Look through the entries below and report every line that has "icon".

Data extracted from a collection
• • •

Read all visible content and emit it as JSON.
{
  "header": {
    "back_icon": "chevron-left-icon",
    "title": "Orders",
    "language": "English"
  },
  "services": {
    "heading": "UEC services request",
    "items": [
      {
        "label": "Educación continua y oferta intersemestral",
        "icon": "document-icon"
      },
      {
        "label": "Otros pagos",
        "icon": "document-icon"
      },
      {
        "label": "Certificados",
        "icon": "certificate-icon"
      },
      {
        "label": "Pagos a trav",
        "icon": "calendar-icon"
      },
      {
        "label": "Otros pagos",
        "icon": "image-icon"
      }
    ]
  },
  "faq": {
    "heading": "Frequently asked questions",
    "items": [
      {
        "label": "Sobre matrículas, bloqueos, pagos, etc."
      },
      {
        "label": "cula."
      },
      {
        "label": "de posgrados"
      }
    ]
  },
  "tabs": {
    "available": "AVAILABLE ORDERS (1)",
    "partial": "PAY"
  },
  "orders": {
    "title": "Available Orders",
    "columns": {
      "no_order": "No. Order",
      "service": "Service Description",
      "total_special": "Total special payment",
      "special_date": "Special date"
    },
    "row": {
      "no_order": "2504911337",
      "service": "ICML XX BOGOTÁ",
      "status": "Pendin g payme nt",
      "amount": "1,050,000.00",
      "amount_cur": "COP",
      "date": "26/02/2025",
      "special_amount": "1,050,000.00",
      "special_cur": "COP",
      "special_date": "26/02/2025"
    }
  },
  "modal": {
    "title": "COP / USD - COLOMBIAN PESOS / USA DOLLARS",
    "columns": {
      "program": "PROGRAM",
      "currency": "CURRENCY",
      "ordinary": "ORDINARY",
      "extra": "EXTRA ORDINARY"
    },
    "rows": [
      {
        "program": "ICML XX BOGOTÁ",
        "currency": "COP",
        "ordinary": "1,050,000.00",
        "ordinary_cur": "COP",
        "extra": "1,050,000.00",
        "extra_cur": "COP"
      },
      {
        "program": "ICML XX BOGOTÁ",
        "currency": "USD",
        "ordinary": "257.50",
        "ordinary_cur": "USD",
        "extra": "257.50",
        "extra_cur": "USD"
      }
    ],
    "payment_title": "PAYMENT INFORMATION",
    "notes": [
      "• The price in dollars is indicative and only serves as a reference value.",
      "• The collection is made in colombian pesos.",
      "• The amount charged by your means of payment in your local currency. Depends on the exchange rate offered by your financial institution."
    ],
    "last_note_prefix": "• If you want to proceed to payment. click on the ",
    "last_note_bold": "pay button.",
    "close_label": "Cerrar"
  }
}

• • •

RESPONSE TO THIS TASK:
    "back_icon": "chevron-left-icon",
        "icon": "document-icon"
        "icon": "document-icon"
        "icon": "certificate-icon"
        "icon": "calendar-icon"
        "icon": "image-icon"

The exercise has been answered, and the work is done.